The Burmese War was a Cold War conflict fought officially between 1974 and 1976, but which in reality began much earlier and did not find closure until the early 1980's. In 1974, the Chinese government assisted in the toppling of the powerful, French-backed Burmese government and instantly a violent civil war started. Funded with modern French chemical weapons, the rebels, known as Exiles, launched deadly attacks into Chinese territory and with foreign money, employed the forces of a violent private army from Cambodia and Siam known as the Southeast Asian Mercenary Army (SEAMA).
The war ended with the Chinese detonation of nuclear weapons at the village of Pansourdan in western Burma and a military base located at the industrial city of Magway, killing anywhere upwards 150,000 people, most of whom were civilians, in December of 1976. The Chinese also approved the deployment of nuclear weapons against the Exile-held cities of Monywa and Mergui but never dropped them, and attempted a nuclear strike against a SEAMA base just within the borders of Vietnam, but the bomb failed to explode and is known colloquially as "the Big Dud." Following the eradication of their leadership at Pansourdan and the deaths of an estimated 75,000 soldiers at Magway, the Exiles agreed to a ceasefire after several months of sporadic, disorganized fighting in early 1977.
About fifteen million people are estimated to have died in Indochina during the conflict, most of them in Burma proper or in the frontier of neighbors Siam and Bengal, as well as several hundred thousand deaths in Vietnam. Estimates of casualties on the Chinese side are at about one and a half million, many of them civilian. The war became indicative of later conflicts in Indochina during the 1980's and 1990's in which the borders between individual nations did not affect the locations of fighting, and few wars in history have had such a detrimental affect on the lives of civilians.
The war is notorious worldwide for its liberal use of chemical weapons against civilian and military targets within Burma as well as within China, Bengal and all of Indochina.

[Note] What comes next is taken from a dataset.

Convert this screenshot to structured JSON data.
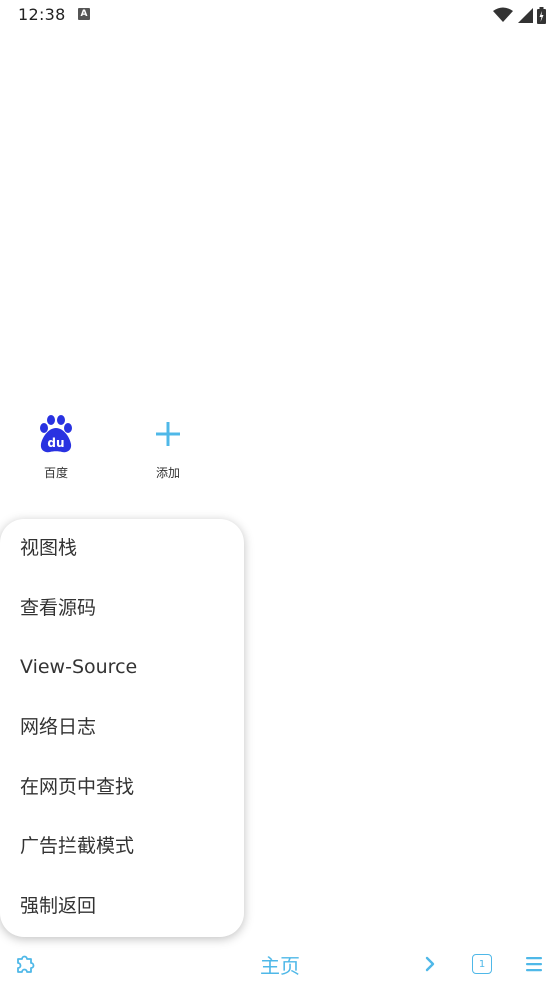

The war is also noted as being the only instance of nuclear weapons being used against ground targets in a time of war - the only other instances were a detonation at sea as a show of force in the Black Sea War in 1959, and the detonation of two low-yield warheads in the upper atmosphere in 1988 during the Persian Gulf War to disrupt electronics systems.